    Yarn also improves the reliability of the installation process. Rather than aborting the install, a failed dependency request will be queued to be retried. The request queue is intelligently handled to parallelize requests and minimize download time.

    If you’re really trying to streamline your project, Yarn offers the option to perform a flat install. You may have multiple packages in your project that depend on different versions of a specific library. By choosing a flat install, Yarn will prompt you about each package that is being required in more that one version and allow you to manually select which version to install, preventing the need for multiple copies at different versions.

    It’s worth having a dig through the CLI documentation, as there are some other interesting commands available. Running yarn why <package-name> will let you know why a specific package has been installed, how much space it takes up, and how many shared dependencies it uses. yarn clean is still experimental, but will attempt to remove unneeded files from the node_modules folder and reclaim some disk space. Another potentially useful command is yarn licenses, which will list out the type of license for each package your project is using.

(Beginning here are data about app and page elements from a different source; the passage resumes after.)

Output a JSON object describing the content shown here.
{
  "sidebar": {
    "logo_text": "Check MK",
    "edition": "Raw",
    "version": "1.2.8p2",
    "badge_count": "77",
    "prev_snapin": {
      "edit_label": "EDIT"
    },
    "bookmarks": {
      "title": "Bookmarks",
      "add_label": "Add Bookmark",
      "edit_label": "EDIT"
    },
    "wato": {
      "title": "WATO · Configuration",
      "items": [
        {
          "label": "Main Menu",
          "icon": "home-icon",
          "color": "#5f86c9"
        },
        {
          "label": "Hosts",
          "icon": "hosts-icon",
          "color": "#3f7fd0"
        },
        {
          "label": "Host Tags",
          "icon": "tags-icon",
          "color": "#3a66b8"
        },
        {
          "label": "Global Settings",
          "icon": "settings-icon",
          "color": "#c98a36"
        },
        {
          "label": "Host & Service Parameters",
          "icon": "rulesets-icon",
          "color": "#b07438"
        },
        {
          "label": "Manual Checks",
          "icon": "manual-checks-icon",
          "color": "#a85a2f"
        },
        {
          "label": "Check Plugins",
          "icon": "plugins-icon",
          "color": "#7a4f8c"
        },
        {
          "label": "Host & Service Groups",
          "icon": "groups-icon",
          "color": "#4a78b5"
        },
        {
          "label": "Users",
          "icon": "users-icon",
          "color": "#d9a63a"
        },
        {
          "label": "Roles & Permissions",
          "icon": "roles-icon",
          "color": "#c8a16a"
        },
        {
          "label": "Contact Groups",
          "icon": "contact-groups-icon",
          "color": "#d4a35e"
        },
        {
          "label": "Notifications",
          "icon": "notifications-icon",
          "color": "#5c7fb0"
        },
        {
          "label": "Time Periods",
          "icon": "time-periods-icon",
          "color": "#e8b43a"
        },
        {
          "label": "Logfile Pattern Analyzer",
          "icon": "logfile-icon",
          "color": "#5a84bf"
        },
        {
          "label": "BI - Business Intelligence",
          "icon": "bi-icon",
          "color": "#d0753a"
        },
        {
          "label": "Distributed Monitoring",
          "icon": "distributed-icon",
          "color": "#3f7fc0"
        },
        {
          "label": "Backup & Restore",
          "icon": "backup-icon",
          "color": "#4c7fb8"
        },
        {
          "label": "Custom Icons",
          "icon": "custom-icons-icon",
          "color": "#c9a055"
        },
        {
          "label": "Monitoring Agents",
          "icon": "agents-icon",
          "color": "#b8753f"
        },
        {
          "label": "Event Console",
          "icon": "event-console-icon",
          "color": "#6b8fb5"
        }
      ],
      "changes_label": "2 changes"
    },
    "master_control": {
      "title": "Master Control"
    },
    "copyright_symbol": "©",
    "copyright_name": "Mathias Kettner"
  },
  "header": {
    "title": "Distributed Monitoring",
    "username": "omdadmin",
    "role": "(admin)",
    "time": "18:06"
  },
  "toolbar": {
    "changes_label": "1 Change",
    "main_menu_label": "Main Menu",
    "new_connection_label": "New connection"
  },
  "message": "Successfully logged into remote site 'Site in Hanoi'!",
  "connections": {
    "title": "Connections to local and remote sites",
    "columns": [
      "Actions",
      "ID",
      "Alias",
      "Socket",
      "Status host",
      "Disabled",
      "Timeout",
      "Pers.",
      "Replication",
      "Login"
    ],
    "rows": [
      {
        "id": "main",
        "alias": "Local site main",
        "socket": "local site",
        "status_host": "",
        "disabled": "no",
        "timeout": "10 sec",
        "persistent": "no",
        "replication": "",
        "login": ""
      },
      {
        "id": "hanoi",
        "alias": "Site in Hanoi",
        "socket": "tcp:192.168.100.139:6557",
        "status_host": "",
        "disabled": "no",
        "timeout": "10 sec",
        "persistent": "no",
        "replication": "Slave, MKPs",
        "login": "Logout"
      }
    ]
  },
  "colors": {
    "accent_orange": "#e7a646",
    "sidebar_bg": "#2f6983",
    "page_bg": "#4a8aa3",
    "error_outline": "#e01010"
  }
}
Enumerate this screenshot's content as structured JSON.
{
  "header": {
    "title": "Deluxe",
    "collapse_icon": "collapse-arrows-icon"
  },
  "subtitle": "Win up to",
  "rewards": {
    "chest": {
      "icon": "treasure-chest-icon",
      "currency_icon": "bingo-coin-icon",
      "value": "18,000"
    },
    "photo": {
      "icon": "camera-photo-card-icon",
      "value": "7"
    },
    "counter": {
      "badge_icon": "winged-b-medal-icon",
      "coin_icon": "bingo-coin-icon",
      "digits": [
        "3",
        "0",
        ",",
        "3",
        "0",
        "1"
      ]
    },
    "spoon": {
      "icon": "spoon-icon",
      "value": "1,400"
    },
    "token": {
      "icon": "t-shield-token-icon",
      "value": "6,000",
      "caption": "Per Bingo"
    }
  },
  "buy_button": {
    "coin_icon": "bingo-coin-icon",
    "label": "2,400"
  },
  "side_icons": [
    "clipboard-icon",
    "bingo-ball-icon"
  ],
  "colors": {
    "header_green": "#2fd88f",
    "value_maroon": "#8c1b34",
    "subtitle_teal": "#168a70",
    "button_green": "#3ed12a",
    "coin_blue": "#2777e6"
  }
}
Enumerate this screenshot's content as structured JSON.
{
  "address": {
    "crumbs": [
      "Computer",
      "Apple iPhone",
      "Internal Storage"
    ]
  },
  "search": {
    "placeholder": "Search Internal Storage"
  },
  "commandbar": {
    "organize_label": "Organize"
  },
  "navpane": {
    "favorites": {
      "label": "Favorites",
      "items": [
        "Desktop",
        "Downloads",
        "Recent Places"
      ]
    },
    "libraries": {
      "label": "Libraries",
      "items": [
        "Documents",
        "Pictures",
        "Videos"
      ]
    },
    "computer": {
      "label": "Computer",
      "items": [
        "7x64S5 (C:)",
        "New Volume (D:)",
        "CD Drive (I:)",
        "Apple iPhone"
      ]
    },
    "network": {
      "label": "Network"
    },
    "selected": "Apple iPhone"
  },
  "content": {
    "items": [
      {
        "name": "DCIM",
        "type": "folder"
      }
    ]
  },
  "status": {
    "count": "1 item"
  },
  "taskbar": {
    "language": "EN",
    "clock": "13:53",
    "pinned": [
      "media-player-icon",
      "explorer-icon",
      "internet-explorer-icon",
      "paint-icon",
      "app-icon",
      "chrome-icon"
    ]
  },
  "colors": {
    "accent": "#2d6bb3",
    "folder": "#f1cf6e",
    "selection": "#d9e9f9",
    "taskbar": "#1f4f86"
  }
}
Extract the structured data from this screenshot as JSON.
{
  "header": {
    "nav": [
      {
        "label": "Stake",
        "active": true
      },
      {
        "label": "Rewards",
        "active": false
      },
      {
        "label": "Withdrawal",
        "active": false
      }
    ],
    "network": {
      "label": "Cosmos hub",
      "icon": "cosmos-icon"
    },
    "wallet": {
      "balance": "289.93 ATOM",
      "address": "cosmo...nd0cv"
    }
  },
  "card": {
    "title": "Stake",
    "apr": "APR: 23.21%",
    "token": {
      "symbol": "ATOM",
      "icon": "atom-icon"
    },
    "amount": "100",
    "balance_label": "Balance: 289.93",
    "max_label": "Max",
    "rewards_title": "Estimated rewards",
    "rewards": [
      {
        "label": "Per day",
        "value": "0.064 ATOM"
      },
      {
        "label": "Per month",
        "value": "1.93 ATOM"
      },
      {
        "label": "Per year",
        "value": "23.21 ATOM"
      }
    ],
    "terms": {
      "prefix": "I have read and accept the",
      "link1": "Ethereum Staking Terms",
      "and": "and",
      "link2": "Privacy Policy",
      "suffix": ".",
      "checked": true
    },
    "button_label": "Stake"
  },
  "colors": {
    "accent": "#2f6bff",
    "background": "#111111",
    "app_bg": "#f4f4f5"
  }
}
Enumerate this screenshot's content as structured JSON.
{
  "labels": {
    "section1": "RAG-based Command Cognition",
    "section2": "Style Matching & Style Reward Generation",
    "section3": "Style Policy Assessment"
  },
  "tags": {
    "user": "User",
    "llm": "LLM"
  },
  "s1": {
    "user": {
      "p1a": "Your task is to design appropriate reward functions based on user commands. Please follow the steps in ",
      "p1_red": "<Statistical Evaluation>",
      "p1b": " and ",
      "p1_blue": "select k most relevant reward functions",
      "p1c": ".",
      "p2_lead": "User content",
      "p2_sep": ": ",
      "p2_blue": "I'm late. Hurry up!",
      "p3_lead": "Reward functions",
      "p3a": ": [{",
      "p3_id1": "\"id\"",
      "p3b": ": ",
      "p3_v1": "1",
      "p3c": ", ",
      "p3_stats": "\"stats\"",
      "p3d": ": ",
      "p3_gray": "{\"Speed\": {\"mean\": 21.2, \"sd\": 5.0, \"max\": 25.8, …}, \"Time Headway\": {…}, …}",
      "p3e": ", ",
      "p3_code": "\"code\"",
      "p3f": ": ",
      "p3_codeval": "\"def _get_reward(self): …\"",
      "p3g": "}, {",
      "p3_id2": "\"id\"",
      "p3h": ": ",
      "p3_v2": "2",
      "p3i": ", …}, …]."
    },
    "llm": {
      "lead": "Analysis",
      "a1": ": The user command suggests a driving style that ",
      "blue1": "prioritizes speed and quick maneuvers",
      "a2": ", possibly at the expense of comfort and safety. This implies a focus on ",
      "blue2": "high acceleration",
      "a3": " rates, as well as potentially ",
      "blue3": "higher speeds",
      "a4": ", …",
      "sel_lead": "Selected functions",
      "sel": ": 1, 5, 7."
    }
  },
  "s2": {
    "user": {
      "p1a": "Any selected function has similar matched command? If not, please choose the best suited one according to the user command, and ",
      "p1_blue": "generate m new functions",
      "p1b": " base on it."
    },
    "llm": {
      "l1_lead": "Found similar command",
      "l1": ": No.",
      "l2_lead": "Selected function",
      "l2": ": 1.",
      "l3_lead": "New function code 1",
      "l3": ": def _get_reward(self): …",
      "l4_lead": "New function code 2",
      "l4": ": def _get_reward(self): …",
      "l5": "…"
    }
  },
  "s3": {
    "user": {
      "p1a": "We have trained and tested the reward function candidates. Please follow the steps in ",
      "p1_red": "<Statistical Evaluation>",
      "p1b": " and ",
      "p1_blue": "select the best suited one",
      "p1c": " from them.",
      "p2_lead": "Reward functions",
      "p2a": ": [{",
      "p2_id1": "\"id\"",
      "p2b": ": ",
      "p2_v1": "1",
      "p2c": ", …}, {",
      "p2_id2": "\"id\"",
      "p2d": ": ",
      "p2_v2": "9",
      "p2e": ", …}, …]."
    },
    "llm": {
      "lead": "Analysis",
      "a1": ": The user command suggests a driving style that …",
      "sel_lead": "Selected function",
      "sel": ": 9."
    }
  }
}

    For those concerned about Yarn fragmenting the ecosystem, it’s worth point out that this is not the first third-party npm client by any means. The maintainers of npm see this as a positive development, saying it demonstrates that Facebook “is invested in and committed to the ongoing health of the npm community. That’s great news for JavaScript devs everywhere.”